[Source records]
--------

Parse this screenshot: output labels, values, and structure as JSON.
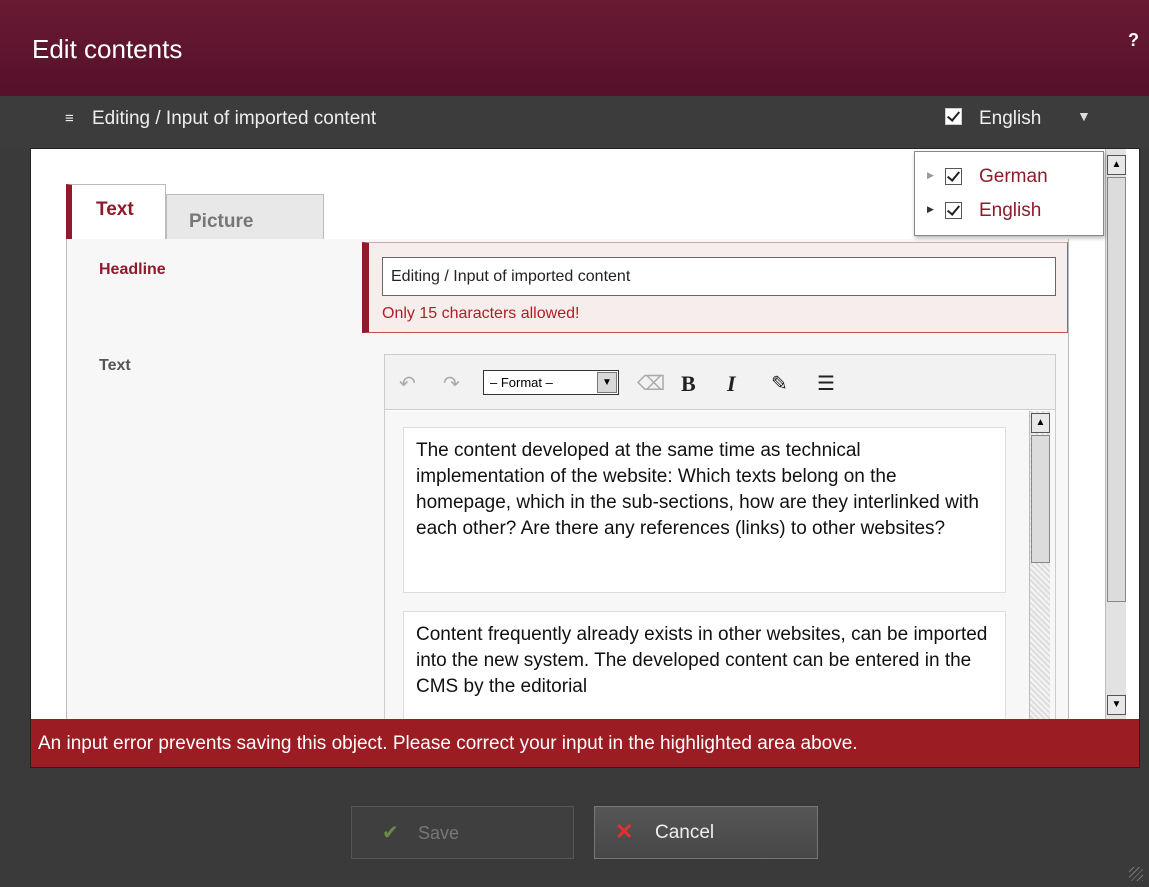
{
  "window": {
    "title": "Edit contents",
    "help_label": "?"
  },
  "subbar": {
    "subtitle": "Editing / Input of imported content",
    "language_selected": "English",
    "language_checked": true
  },
  "tabs": [
    {
      "label": "Text",
      "active": true
    },
    {
      "label": "Picture",
      "active": false
    }
  ],
  "language_dropdown": [
    {
      "label": "German",
      "checked": true
    },
    {
      "label": "English",
      "checked": true
    }
  ],
  "fields": {
    "headline": {
      "label": "Headline",
      "value": "Editing / Input of imported content",
      "error": "Only 15 characters allowed!"
    },
    "text": {
      "label": "Text",
      "format_select": "– Format –",
      "paragraphs": [
        "The content developed at the same time as technical implementation of the website: Which texts belong on the homepage, which in the sub-sections, how are they interlinked with each other? Are there any references (links) to other websites?",
        "Content frequently already exists in other websites, can be imported into the new system. The developed content can be entered in the CMS by the editorial"
      ]
    }
  },
  "toolbar_icons": [
    "undo-icon",
    "redo-icon",
    "eraser-icon",
    "bold-icon",
    "italic-icon",
    "insert-link-icon",
    "list-icon"
  ],
  "error_message": "An input error prevents saving this object. Please correct your input in the highlighted area above.",
  "buttons": {
    "save": "Save",
    "cancel": "Cancel"
  },
  "colors": {
    "title_bar": "#5f1530",
    "accent": "#8e1b2c",
    "error_bar": "#9b1c22"
  }
}
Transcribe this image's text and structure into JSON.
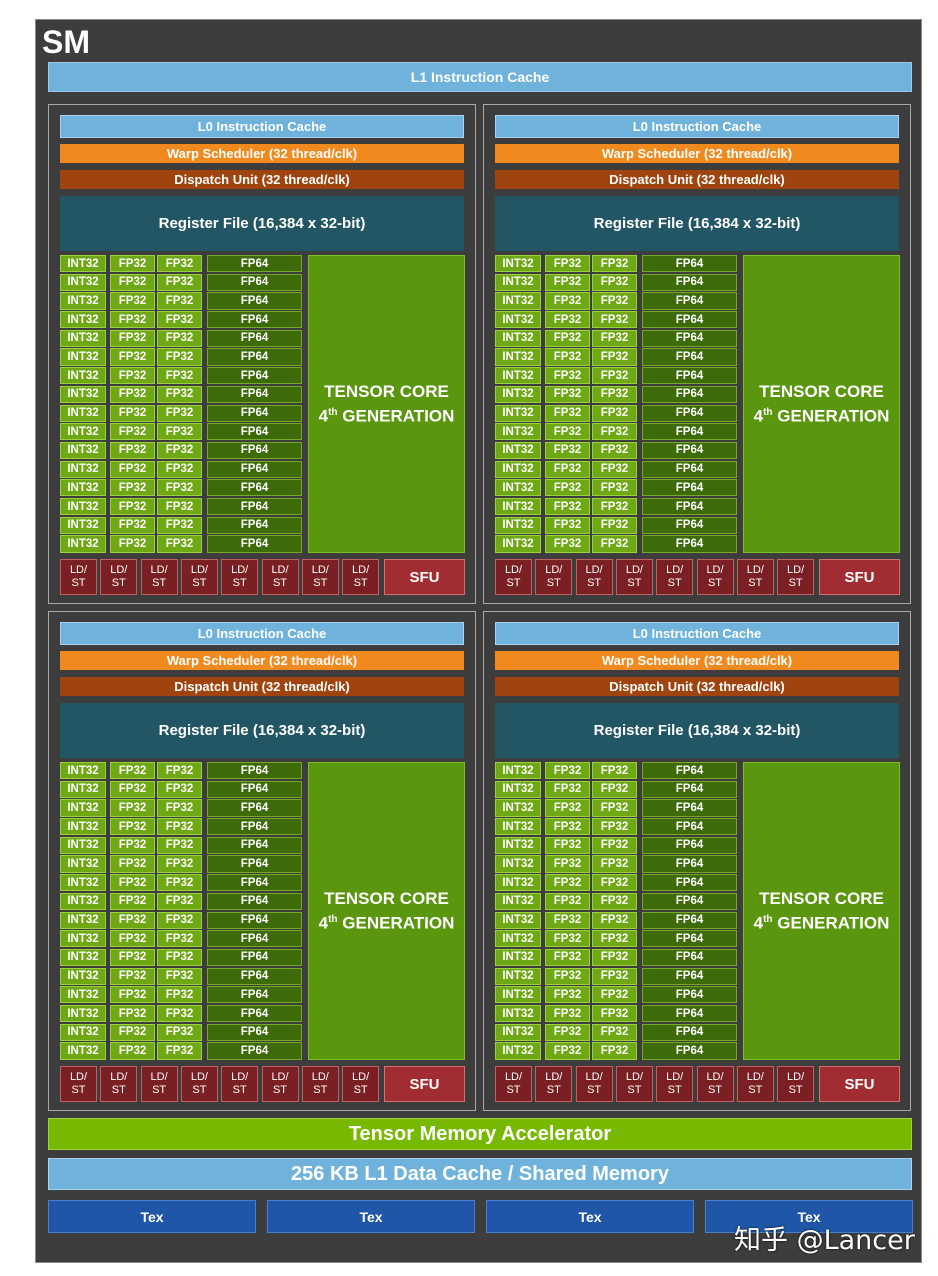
{
  "sm_title": "SM",
  "l1_instruction_cache": "L1 Instruction Cache",
  "processing_block": {
    "l0_cache": "L0 Instruction Cache",
    "warp_scheduler": "Warp Scheduler (32 thread/clk)",
    "dispatch_unit": "Dispatch Unit (32 thread/clk)",
    "register_file": "Register File (16,384 x 32-bit)",
    "int32_label": "INT32",
    "fp32_label": "FP32",
    "fp64_label": "FP64",
    "core_rows": 16,
    "tensor_core_line1": "TENSOR CORE",
    "tensor_core_line2_num": "4",
    "tensor_core_line2_sup": "th",
    "tensor_core_line2_rest": " GENERATION",
    "ldst_top": "LD/",
    "ldst_bottom": "ST",
    "ldst_units": 8,
    "sfu": "SFU"
  },
  "tensor_memory_accelerator": "Tensor Memory Accelerator",
  "l1_data_cache": "256 KB L1 Data Cache / Shared Memory",
  "tex_units": [
    "Tex",
    "Tex",
    "Tex",
    "Tex"
  ],
  "watermark": "知乎 @Lancer",
  "colors": {
    "background": "#3d3d3d",
    "cache_blue": "#6fb3dd",
    "warp_orange": "#f08a1f",
    "dispatch_brown": "#a0440f",
    "register_teal": "#225664",
    "core_green": "#6ea814",
    "fp64_green": "#3d6b0a",
    "tensor_green": "#5b960f",
    "ldst_red": "#7a1f23",
    "tma_green": "#76b900",
    "tex_blue": "#1f56a8"
  }
}
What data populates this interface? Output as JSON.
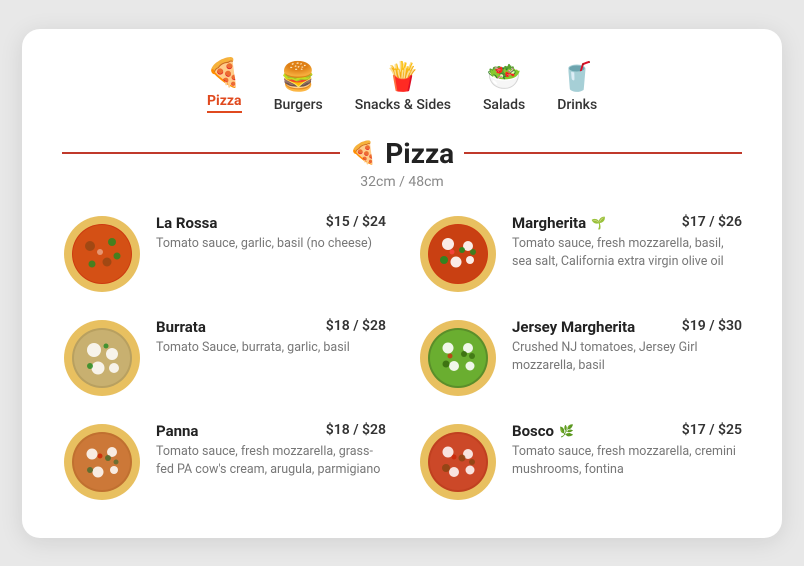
{
  "nav": {
    "items": [
      {
        "id": "pizza",
        "label": "Pizza",
        "icon": "🍕",
        "active": true
      },
      {
        "id": "burgers",
        "label": "Burgers",
        "icon": "🍔",
        "active": false
      },
      {
        "id": "snacks",
        "label": "Snacks & Sides",
        "icon": "🍟",
        "active": false
      },
      {
        "id": "salads",
        "label": "Salads",
        "icon": "🥗",
        "active": false
      },
      {
        "id": "drinks",
        "label": "Drinks",
        "icon": "🥤",
        "active": false
      }
    ]
  },
  "section": {
    "title": "Pizza",
    "subtitle": "32cm / 48cm"
  },
  "menu": [
    {
      "id": "la-rossa",
      "name": "La Rossa",
      "price": "$15 / $24",
      "description": "Tomato sauce, garlic, basil (no cheese)",
      "badge": "",
      "color": "#e07030",
      "col": 0
    },
    {
      "id": "margherita",
      "name": "Margherita",
      "price": "$17 / $26",
      "description": "Tomato sauce, fresh mozzarella, basil, sea salt, California extra virgin olive oil",
      "badge": "🌱",
      "color": "#d4a820",
      "col": 1
    },
    {
      "id": "burrata",
      "name": "Burrata",
      "price": "$18 / $28",
      "description": "Tomato Sauce, burrata, garlic, basil",
      "badge": "",
      "color": "#b8a060",
      "col": 0
    },
    {
      "id": "jersey-margherita",
      "name": "Jersey Margherita",
      "price": "$19 / $30",
      "description": "Crushed NJ tomatoes, Jersey Girl mozzarella, basil",
      "badge": "",
      "color": "#6a9e40",
      "col": 1
    },
    {
      "id": "panna",
      "name": "Panna",
      "price": "$18 / $28",
      "description": "Tomato sauce, fresh mozzarella, grass-fed PA cow's cream, arugula, parmigiano",
      "badge": "",
      "color": "#c07830",
      "col": 0
    },
    {
      "id": "bosco",
      "name": "Bosco",
      "price": "$17 / $25",
      "description": "Tomato sauce, fresh mozzarella, cremini mushrooms, fontina",
      "badge": "🌿",
      "color": "#c04020",
      "col": 1
    }
  ],
  "colors": {
    "accent": "#e04a1f"
  }
}
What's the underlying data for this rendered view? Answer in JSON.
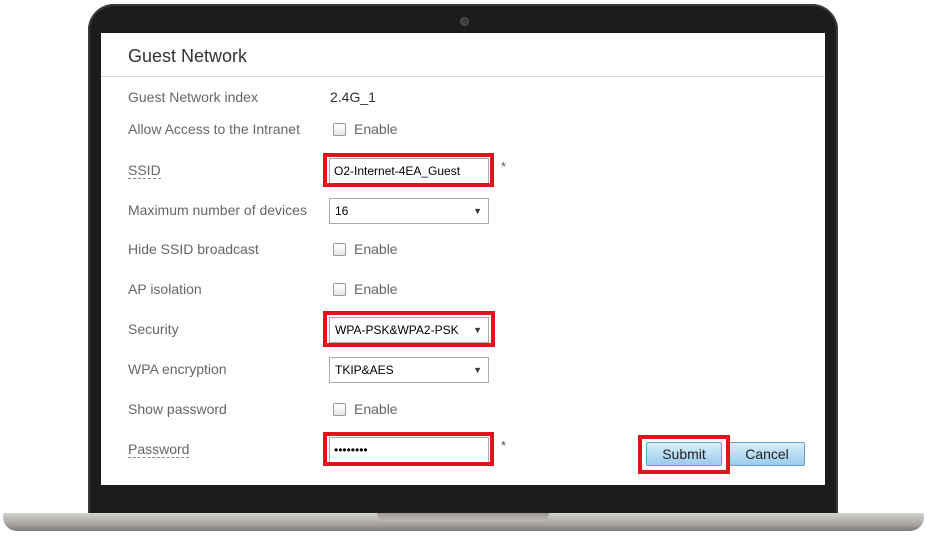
{
  "page": {
    "title": "Guest Network"
  },
  "form": {
    "index_label": "Guest Network index",
    "index_value": "2.4G_1",
    "intranet_label": "Allow Access to the Intranet",
    "intranet_checkbox_label": "Enable",
    "ssid_label": "SSID",
    "ssid_value": "O2-Internet-4EA_Guest",
    "ssid_required": "*",
    "max_devices_label": "Maximum number of devices",
    "max_devices_value": "16",
    "hide_ssid_label": "Hide SSID broadcast",
    "hide_ssid_checkbox_label": "Enable",
    "ap_isolation_label": "AP isolation",
    "ap_isolation_checkbox_label": "Enable",
    "security_label": "Security",
    "security_value": "WPA-PSK&WPA2-PSK",
    "wpa_encryption_label": "WPA encryption",
    "wpa_encryption_value": "TKIP&AES",
    "show_password_label": "Show password",
    "show_password_checkbox_label": "Enable",
    "password_label": "Password",
    "password_value": "••••••••",
    "password_required": "*"
  },
  "buttons": {
    "submit_label": "Submit",
    "cancel_label": "Cancel"
  },
  "icons": {
    "select_arrow": "▼"
  },
  "colors": {
    "highlight": "#e0141e",
    "button_top": "#d8eefc",
    "button_bottom": "#9ccbec"
  }
}
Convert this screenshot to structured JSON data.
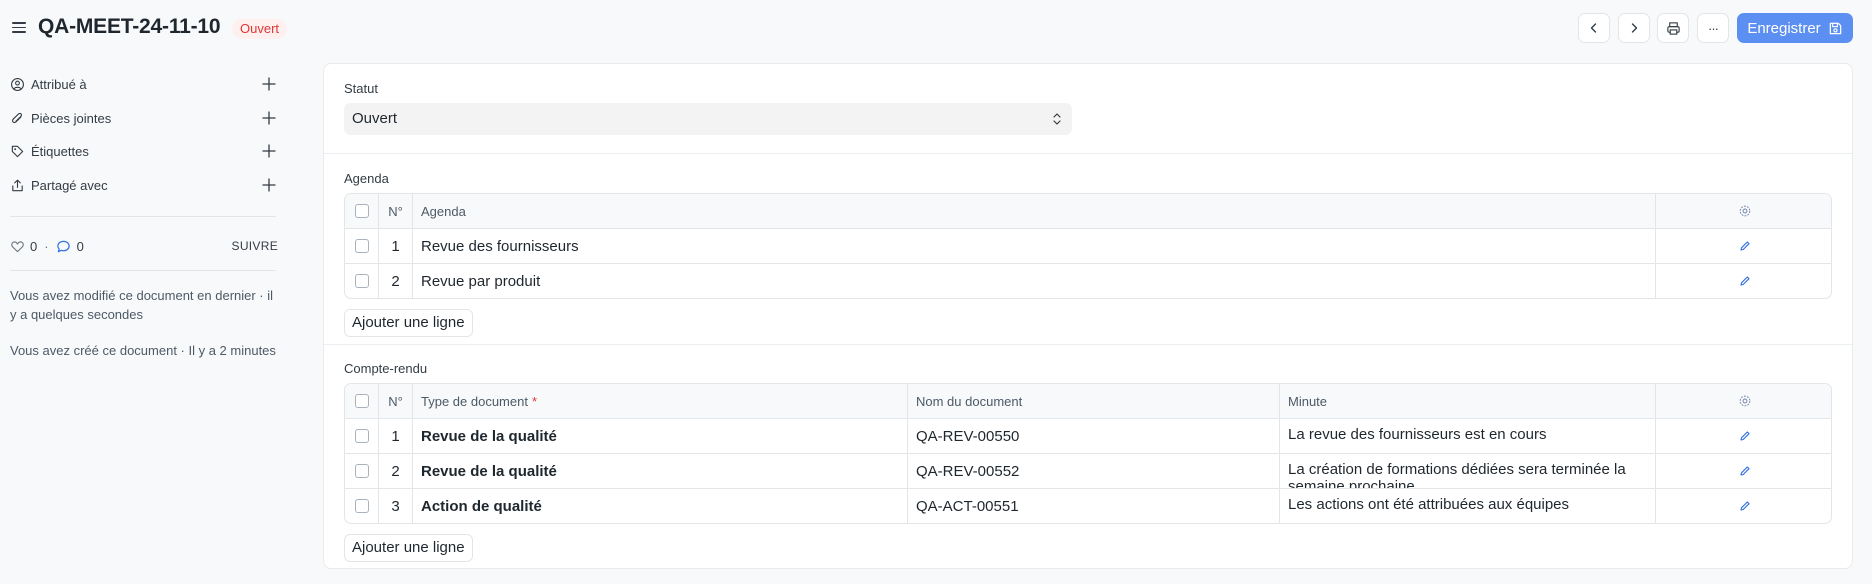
{
  "header": {
    "title": "QA-MEET-24-11-10",
    "status": "Ouvert",
    "save_label": "Enregistrer",
    "more_label": "···"
  },
  "sidebar": {
    "items": [
      {
        "label": "Attribué à",
        "icon": "user-assign-icon"
      },
      {
        "label": "Pièces jointes",
        "icon": "paperclip-icon"
      },
      {
        "label": "Étiquettes",
        "icon": "tag-icon"
      },
      {
        "label": "Partagé avec",
        "icon": "share-icon"
      }
    ],
    "likes": "0",
    "comments": "0",
    "separator": "·",
    "follow_label": "SUIVRE",
    "activity": [
      "Vous avez modifié ce document en dernier · il y a quelques secondes",
      "Vous avez créé ce document · Il y a 2 minutes"
    ]
  },
  "main": {
    "status_label": "Statut",
    "status_value": "Ouvert",
    "agenda": {
      "label": "Agenda",
      "columns": [
        "N°",
        "Agenda"
      ],
      "rows": [
        {
          "no": "1",
          "agenda": "Revue des fournisseurs"
        },
        {
          "no": "2",
          "agenda": "Revue par produit"
        }
      ],
      "add_label": "Ajouter une ligne"
    },
    "minutes": {
      "label": "Compte-rendu",
      "columns": [
        "N°",
        "Type de document",
        "Nom du document",
        "Minute"
      ],
      "required_mark": "*",
      "rows": [
        {
          "no": "1",
          "type": "Revue de la qualité",
          "name": "QA-REV-00550",
          "minute": "La revue des fournisseurs est en cours"
        },
        {
          "no": "2",
          "type": "Revue de la qualité",
          "name": "QA-REV-00552",
          "minute": "La création de formations dédiées sera terminée la semaine prochaine"
        },
        {
          "no": "3",
          "type": "Action de qualité",
          "name": "QA-ACT-00551",
          "minute": "Les actions ont été attribuées aux équipes"
        }
      ],
      "add_label": "Ajouter une ligne"
    }
  },
  "colors": {
    "accent": "#5c8ff2",
    "status_red": "#e03636",
    "status_bg": "#fff0f0"
  }
}
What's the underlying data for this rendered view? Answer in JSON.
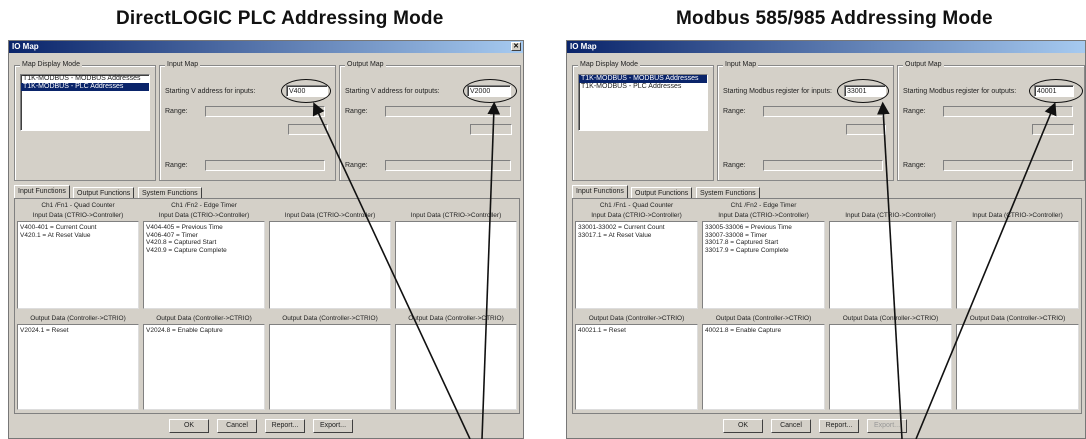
{
  "headers": {
    "left": "DirectLOGIC PLC Addressing Mode",
    "right": "Modbus 585/985 Addressing Mode"
  },
  "panels": [
    {
      "title": "IO Map",
      "map_display_label": "Map Display Mode",
      "map_modes": [
        "T1K-MODBUS - MODBUS Addresses",
        "T1K-MODBUS - PLC Addresses"
      ],
      "selected_mode": 1,
      "input_map_label": "Input Map",
      "input_start_label": "Starting V address for inputs:",
      "input_start_value": "V400",
      "range_label": "Range:",
      "output_map_label": "Output Map",
      "output_start_label": "Starting V address for outputs:",
      "output_start_value": "V2000",
      "tabs": [
        "Input Functions",
        "Output Functions",
        "System Functions"
      ],
      "col_headers": [
        "Ch1 /Fn1 - Quad Counter",
        "Ch1 /Fn2 - Edge Timer",
        "",
        ""
      ],
      "input_headers": [
        "Input Data (CTRIO->Controller)",
        "Input Data (CTRIO->Controller)",
        "Input Data (CTRIO->Controller)",
        "Input Data (CTRIO->Controller)"
      ],
      "input_cells": [
        "V400-401 = Current Count\nV420.1 = At Reset Value",
        "V404-405 = Previous Time\nV406-407 = Timer\nV420.8 = Captured Start\nV420.9 = Capture Complete",
        "",
        ""
      ],
      "output_headers": [
        "Output Data (Controller->CTRIO)",
        "Output Data (Controller->CTRIO)",
        "Output Data (Controller->CTRIO)",
        "Output Data (Controller->CTRIO)"
      ],
      "output_cells": [
        "V2024.1 = Reset",
        "V2024.8 = Enable Capture",
        "",
        ""
      ],
      "buttons": [
        "OK",
        "Cancel",
        "Report...",
        "Export..."
      ]
    },
    {
      "title": "IO Map",
      "map_display_label": "Map Display Mode",
      "map_modes": [
        "T1K-MODBUS - MODBUS Addresses",
        "T1K-MODBUS - PLC Addresses"
      ],
      "selected_mode": 0,
      "input_map_label": "Input Map",
      "input_start_label": "Starting Modbus register for inputs:",
      "input_start_value": "33001",
      "range_label": "Range:",
      "output_map_label": "Output Map",
      "output_start_label": "Starting Modbus register for outputs:",
      "output_start_value": "40001",
      "tabs": [
        "Input Functions",
        "Output Functions",
        "System Functions"
      ],
      "col_headers": [
        "Ch1 /Fn1 - Quad Counter",
        "Ch1 /Fn2 - Edge Timer",
        "",
        ""
      ],
      "input_headers": [
        "Input Data (CTRIO->Controller)",
        "Input Data (CTRIO->Controller)",
        "Input Data (CTRIO->Controller)",
        "Input Data (CTRIO->Controller)"
      ],
      "input_cells": [
        "33001-33002 = Current Count\n33017.1 = At Reset Value",
        "33005-33006 = Previous Time\n33007-33008 = Timer\n33017.8 = Captured Start\n33017.9 = Capture Complete",
        "",
        ""
      ],
      "output_headers": [
        "Output Data (Controller->CTRIO)",
        "Output Data (Controller->CTRIO)",
        "Output Data (Controller->CTRIO)",
        "Output Data (Controller->CTRIO)"
      ],
      "output_cells": [
        "40021.1 = Reset",
        "40021.8 = Enable Capture",
        "",
        ""
      ],
      "buttons": [
        "OK",
        "Cancel",
        "Report...",
        "Export..."
      ]
    }
  ],
  "icons": {
    "close": "close-icon",
    "arrow": "callout-arrow-icon"
  },
  "colors": {
    "titlebar": "#0a246a",
    "window": "#d4d0c8",
    "selection": "#0a246a"
  }
}
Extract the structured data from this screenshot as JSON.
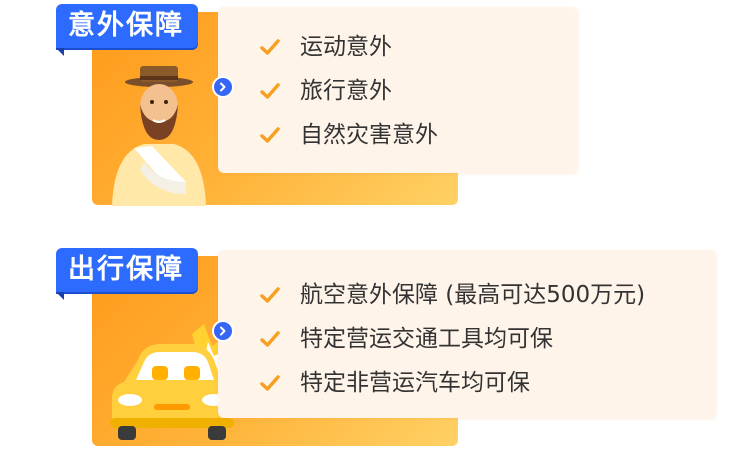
{
  "sections": [
    {
      "title": "意外保障",
      "items": [
        "运动意外",
        "旅行意外",
        "自然灾害意外"
      ]
    },
    {
      "title": "出行保障",
      "items": [
        "航空意外保障 (最高可达500万元)",
        "特定营运交通工具均可保",
        "特定非营运汽车均可保"
      ]
    }
  ],
  "colors": {
    "tab": "#2d6bff",
    "orange": "#ff9a1a",
    "cream": "#fff4ea",
    "check": "#f7a021",
    "text": "#333333"
  },
  "icons": {
    "check": "check-icon",
    "arrow": "chevron-right-icon",
    "person": "injured-man-illustration",
    "car": "crashed-car-illustration"
  }
}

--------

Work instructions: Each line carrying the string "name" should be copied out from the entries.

Exercise output:
      "name": "La Rossa",
      "name": "Margherita",
      "name": "Burrata",
      "name": "Jersey Margherita",
      "name": "Panna",
      "name": "Bosco",
          "name": "QA-REV-00550",
          "name": "QA-REV-00552",
          "name": "QA-ACT-00551",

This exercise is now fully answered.